I don’t think there is a one-size-fits-all answer to this question. The importance of relationships or relationships skills will remain, and especially in the high-touch business. Professionals with strong connections in the industry will still have a major role in the future.
The question is what happens to people that are doing very low-value activities that can be addressed through automation – that is where the tension is. There are opportunities for those people to acquire skills to complement the current understanding of technological processes (e.g. understanding how data should be mastered and leveraged).
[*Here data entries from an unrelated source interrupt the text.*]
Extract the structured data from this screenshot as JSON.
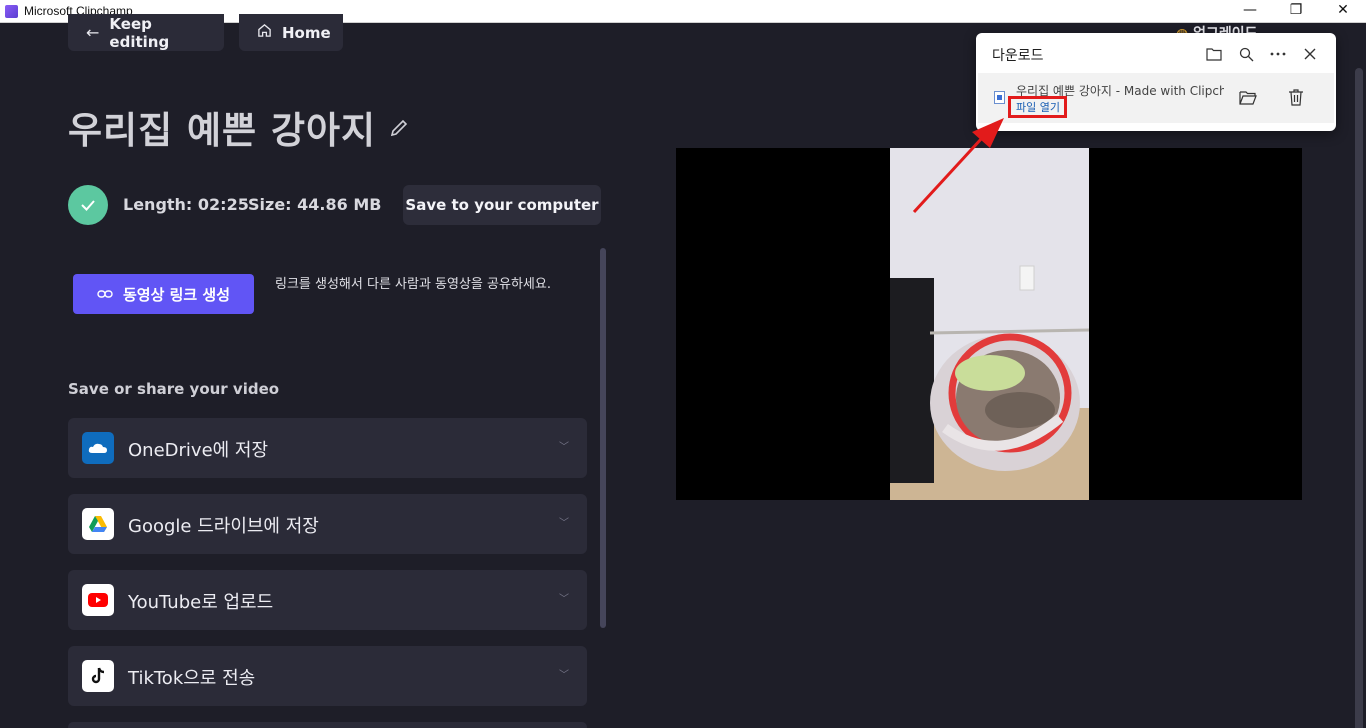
{
  "window": {
    "title": "Microsoft Clipchamp",
    "minimize": "—",
    "restore": "❐",
    "close": "✕"
  },
  "nav": {
    "keep_editing": "Keep editing",
    "home": "Home"
  },
  "project": {
    "title": "우리집 예쁜 강아지",
    "length": "Length: 02:25",
    "size": "Size: 44.86 MB",
    "save_computer": "Save to your computer"
  },
  "link": {
    "button": "동영상 링크 생성",
    "description": "링크를 생성해서 다른 사람과 동영상을 공유하세요."
  },
  "share": {
    "title": "Save or share your video",
    "items": [
      {
        "label": "OneDrive에 저장",
        "icon": "onedrive-icon"
      },
      {
        "label": "Google 드라이브에 저장",
        "icon": "google-drive-icon"
      },
      {
        "label": "YouTube로 업로드",
        "icon": "youtube-icon"
      },
      {
        "label": "TikTok으로 전송",
        "icon": "tiktok-icon"
      }
    ]
  },
  "upgrade": {
    "label": "업그레이드"
  },
  "downloads": {
    "title": "다운로드",
    "item": {
      "name": "우리집 예쁜 강아지 - Made with Clipchamp",
      "open": "파일 열기"
    }
  },
  "colors": {
    "accent": "#6155f5",
    "success": "#5cc8a0",
    "highlight": "#e21b1b"
  }
}
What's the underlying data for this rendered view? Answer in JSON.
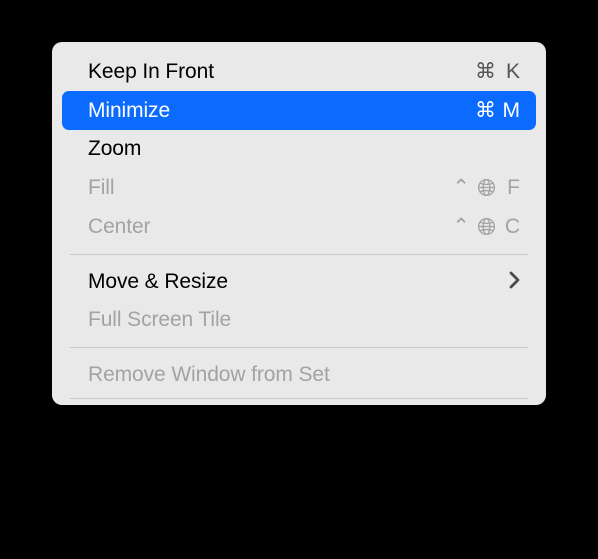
{
  "menu": {
    "items": [
      {
        "id": "keep-in-front",
        "label": "Keep In Front",
        "shortcut_cmd": "⌘",
        "shortcut_key": "K",
        "disabled": false,
        "highlighted": false
      },
      {
        "id": "minimize",
        "label": "Minimize",
        "shortcut_cmd": "⌘",
        "shortcut_key": "M",
        "disabled": false,
        "highlighted": true
      },
      {
        "id": "zoom",
        "label": "Zoom",
        "disabled": false,
        "highlighted": false
      },
      {
        "id": "fill",
        "label": "Fill",
        "shortcut_ctrl": "⌃",
        "shortcut_globe": true,
        "shortcut_key": "F",
        "disabled": true,
        "highlighted": false
      },
      {
        "id": "center",
        "label": "Center",
        "shortcut_ctrl": "⌃",
        "shortcut_globe": true,
        "shortcut_key": "C",
        "disabled": true,
        "highlighted": false
      },
      {
        "id": "move-resize",
        "label": "Move & Resize",
        "submenu": true,
        "disabled": false,
        "highlighted": false
      },
      {
        "id": "full-screen-tile",
        "label": "Full Screen Tile",
        "disabled": true,
        "highlighted": false
      },
      {
        "id": "remove-window-from-set",
        "label": "Remove Window from Set",
        "disabled": true,
        "highlighted": false
      }
    ],
    "colors": {
      "highlight": "#0b6bff",
      "background": "#e9e9e9",
      "text": "#000000",
      "disabled": "#a3a3a3"
    }
  }
}
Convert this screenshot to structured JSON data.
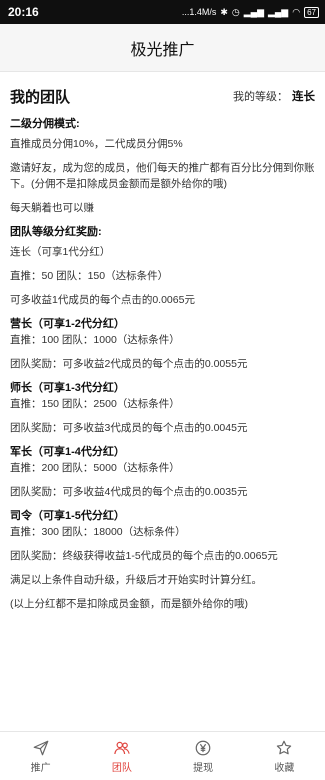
{
  "status": {
    "time": "20:16",
    "speed": "...1.4M/s",
    "battery": "67"
  },
  "appbar": {
    "title": "极光推广"
  },
  "team": {
    "title": "我的团队",
    "level_label": "我的等级：",
    "level_value": "连长"
  },
  "sections": {
    "mode_title": "二级分佣模式:",
    "mode_line": "直推成员分佣10%，二代成员分佣5%",
    "invite_text": "邀请好友，成为您的成员，他们每天的推广都有百分比分佣到你账下。(分佣不是扣除成员金额而是额外给你的哦)",
    "slogan": "每天躺着也可以赚",
    "team_title": "团队等级分红奖励:",
    "lianzhang_title": "连长（可享1代分红）",
    "lianzhang_cond": "直推：50 团队：150（达标条件）",
    "lianzhang_reward": "可多收益1代成员的每个点击的0.0065元",
    "yingzhang_title": "营长（可享1-2代分红）",
    "yingzhang_cond": "直推：100 团队：1000（达标条件）",
    "yingzhang_reward": "团队奖励：可多收益2代成员的每个点击的0.0055元",
    "shizhang_title": "师长（可享1-3代分红）",
    "shizhang_cond": "直推：150 团队：2500（达标条件）",
    "shizhang_reward": "团队奖励：可多收益3代成员的每个点击的0.0045元",
    "junzhang_title": "军长（可享1-4代分红）",
    "junzhang_cond": "直推：200 团队：5000（达标条件）",
    "junzhang_reward": "团队奖励：可多收益4代成员的每个点击的0.0035元",
    "siling_title": "司令（可享1-5代分红）",
    "siling_cond": "直推：300 团队：18000（达标条件）",
    "siling_reward": "团队奖励：终级获得收益1-5代成员的每个点击的0.0065元",
    "auto_upgrade": "满足以上条件自动升级，升级后才开始实时计算分红。",
    "note": "(以上分红都不是扣除成员金额，而是额外给你的哦)"
  },
  "tabs": [
    {
      "label": "推广",
      "icon": "send-icon"
    },
    {
      "label": "团队",
      "icon": "team-icon"
    },
    {
      "label": "提现",
      "icon": "yen-icon"
    },
    {
      "label": "收藏",
      "icon": "star-icon"
    }
  ],
  "colors": {
    "accent": "#e0443e",
    "statusbar": "#0f0f0f"
  }
}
In terms of skills-building, it is also important to acknowledge that with the application of newer technologies such as AI or Machine Learning (ML), there is a need for professionals who have the capital markets knowledge and expertise to train new solutions. People who have a good track record in doing their job and understanding client wants – how to handle exceptions etc – those people are needed to train the systems and will be working to improve them.
Firms are not going to end up with operations being run by tech people; they will still need professionals with financial experience and a good understanding of the markets and real practical experience is required for this. There will still be a need for professionals with excellent track records – the industry just won’t need as many of them.
“Firms are not going to end up with operations being run by tech people; they will still need professionals with financial experience and a good understanding of the markets and real practical experience is required for this. There will still be a need for professionals with excellent track records – the industry just won’t need as many of them. “
Q. How are financial institutions recruiting younger talent to support digital transformation goals?
We already see financial institutions in partnership with universities, various internships and apprenticeship programmes. Some firms have created innovation centres to provide job opportunities and to attract young and talented people to work at the firm.
However, financial institutions are competing with technology companies when it comes to recruiting talented graduates. And obviously, that level of competition creates challenges for firms, because the level of revenue that is allocated to innovation at a large financial institution is lower than at a tech company. A new graduate with data skills will want to participate in innovative projects and these opportunities are more readily available at technology companies. This isn’t to say there isn’t innovation happening at financial firms, but the opportunities are fewer and this is also partly due to the regulatory framework, which creates impediments to technological innovation within the financial industry.
Blockchain is a good example of how financial institutions have been able to attract new talent. A key benefit of blockchain is improving post-trade operations, but it also provides an opportunity for financial institutions or fintech companies to attract talented engineers – by saying we are building the infrastructure that is going to revolutionise the market. This is an ambitious and stimulating project and thus attractive for many. Providing those types of opportunities is attractive to talented people, who want to be involved in an ambitious plan rather than just re-engineering an existing back-office process – something that might not be attractive to a young graduate.
Q. With regards to digital transformation, do you have any predictions for the future?
When I think of the financial institution of the future, I think of a firm that has much more open IT infrastructure and is open to collaboration with fintech companies and competitors. I think financial institutions working in a segregated environment actually created more complexity and cost rather than generating a competitive advantage. So, we are going to see financial firms operating in a leaner environment, leveraging soft solutions from other participants, such as cloud services.